Website and app data records
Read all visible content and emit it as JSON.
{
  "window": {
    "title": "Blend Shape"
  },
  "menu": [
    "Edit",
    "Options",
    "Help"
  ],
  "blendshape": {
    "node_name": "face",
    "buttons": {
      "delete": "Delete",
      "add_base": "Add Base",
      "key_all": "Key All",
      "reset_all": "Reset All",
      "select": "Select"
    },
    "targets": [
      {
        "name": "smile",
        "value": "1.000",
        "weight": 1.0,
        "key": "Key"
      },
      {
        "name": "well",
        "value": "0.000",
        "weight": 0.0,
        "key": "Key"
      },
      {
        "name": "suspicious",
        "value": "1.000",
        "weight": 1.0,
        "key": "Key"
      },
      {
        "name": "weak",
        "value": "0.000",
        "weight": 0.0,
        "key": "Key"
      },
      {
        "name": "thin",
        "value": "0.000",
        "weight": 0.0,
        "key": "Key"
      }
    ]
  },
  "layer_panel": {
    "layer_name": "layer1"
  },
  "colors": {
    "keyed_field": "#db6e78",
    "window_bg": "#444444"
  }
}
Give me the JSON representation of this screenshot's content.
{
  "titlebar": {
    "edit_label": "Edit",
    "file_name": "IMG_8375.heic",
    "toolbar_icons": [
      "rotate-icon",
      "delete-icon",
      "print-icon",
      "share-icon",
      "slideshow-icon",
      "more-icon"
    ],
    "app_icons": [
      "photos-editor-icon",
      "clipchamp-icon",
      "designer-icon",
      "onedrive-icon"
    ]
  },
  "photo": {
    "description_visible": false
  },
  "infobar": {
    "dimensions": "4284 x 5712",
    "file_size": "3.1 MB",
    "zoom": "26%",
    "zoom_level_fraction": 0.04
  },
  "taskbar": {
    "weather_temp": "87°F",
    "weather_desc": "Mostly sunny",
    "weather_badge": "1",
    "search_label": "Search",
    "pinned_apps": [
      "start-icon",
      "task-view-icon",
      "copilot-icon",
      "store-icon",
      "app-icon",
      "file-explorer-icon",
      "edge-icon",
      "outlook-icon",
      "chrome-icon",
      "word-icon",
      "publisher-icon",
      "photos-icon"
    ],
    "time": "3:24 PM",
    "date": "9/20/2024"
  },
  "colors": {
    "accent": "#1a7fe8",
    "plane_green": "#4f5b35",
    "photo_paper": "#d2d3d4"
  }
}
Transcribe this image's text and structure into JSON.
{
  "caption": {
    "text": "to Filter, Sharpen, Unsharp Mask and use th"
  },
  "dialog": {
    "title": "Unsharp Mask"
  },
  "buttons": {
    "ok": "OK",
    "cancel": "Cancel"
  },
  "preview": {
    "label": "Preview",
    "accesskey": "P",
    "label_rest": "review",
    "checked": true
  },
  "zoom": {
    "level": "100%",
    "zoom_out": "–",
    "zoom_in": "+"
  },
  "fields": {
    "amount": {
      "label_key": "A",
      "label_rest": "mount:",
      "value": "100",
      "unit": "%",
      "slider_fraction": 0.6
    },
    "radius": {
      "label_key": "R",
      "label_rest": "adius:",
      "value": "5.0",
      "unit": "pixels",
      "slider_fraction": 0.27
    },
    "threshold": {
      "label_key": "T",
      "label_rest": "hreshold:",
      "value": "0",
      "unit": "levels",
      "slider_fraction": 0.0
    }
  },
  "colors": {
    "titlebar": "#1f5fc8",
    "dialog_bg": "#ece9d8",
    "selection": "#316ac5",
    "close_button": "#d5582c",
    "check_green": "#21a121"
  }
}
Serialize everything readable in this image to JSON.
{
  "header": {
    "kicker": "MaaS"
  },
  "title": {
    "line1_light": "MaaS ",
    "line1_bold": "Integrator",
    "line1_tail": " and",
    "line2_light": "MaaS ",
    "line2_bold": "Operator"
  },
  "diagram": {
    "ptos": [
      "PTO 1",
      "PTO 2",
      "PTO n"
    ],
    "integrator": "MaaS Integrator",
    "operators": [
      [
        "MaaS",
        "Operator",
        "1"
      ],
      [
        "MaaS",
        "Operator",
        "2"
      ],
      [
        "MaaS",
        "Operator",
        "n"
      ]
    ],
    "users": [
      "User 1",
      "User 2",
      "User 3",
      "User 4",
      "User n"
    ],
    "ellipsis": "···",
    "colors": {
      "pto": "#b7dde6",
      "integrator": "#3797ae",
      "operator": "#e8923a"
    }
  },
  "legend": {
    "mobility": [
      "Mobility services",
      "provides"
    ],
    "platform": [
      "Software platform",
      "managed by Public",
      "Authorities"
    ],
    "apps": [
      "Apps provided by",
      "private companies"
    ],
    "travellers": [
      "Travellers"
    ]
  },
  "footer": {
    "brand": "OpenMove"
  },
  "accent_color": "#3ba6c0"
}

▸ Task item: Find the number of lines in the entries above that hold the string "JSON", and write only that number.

▸ Response area: 4